If your ex has final say in educational decisions, can he prevent school from doing 504 assessment as requested by other parent?


My son has been on a IEP since 7 and he is now 13. They took him off IEP because he is doing well in school. He has been diagnosed with ADD and takes medication. I’ve noticed his grades have slipped a little since this. More so in math than other classes, which I know he has more interest in, so will be more apt to pay attention more. They are telling me that because he is getting decent grades the add is not considered a disability and refuse to put him on a 504 plan..what do I do?


My son Alex is 10 and in 5th grade. He has SEVERE ADHD. The problem is that he shows no aggression and is completely capable of managing in the day to day with constant direction. He loves to be micromanaged. I want to get him an Ed Tech at school. I am very new to all of this and I don’t even know where to begin. I want to take him off meds also. Any help would be apprecitated

Sharon L.

aw Get use to the lying. I have seen it a lot through the years with my children. I take a digital tape recorder to my meetings and it helps but still catch school in lies. You need to learn as much as you can regarding the disability and the 504 plan and OHI IEP (Other Health Impaired) IEP. Many of these are on line on your state education web site or many advocate websites (Wrightlaw’s books, LDonline or LDA of america ). The best defense with the school is a good offense. Learn as much as you can and don’t delay.

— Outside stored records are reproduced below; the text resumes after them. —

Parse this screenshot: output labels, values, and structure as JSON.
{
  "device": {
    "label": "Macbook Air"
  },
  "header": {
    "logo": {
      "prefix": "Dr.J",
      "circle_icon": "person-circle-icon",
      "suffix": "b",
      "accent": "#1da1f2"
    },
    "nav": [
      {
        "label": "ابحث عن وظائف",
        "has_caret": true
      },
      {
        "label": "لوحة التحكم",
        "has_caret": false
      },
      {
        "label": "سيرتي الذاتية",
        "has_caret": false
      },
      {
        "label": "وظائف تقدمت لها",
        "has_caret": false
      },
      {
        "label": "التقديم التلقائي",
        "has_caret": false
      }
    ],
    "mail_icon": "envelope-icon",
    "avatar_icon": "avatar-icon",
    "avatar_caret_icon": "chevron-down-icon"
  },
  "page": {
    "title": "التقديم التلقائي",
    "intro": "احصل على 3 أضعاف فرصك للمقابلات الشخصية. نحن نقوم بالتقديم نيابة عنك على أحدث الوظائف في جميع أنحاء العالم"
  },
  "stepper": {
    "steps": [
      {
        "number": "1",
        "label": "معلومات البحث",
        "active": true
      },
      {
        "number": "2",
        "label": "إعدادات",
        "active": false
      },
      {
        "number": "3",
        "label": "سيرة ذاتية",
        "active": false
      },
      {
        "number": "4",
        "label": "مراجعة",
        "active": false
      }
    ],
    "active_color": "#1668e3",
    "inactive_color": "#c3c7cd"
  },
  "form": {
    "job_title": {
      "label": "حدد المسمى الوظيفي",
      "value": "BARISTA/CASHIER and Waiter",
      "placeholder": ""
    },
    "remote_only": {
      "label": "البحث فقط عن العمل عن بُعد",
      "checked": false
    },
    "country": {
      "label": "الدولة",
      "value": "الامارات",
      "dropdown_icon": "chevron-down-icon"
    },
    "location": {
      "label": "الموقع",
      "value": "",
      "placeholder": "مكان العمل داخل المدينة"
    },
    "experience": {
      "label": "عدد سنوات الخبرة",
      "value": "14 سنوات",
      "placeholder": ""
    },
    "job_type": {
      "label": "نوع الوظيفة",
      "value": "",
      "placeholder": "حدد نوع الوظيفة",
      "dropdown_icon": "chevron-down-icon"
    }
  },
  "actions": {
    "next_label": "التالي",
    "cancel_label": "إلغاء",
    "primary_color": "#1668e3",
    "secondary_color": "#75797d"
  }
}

Every day your child is not provided services is a potential delay of education as well as causing him to feel bad or discouraged.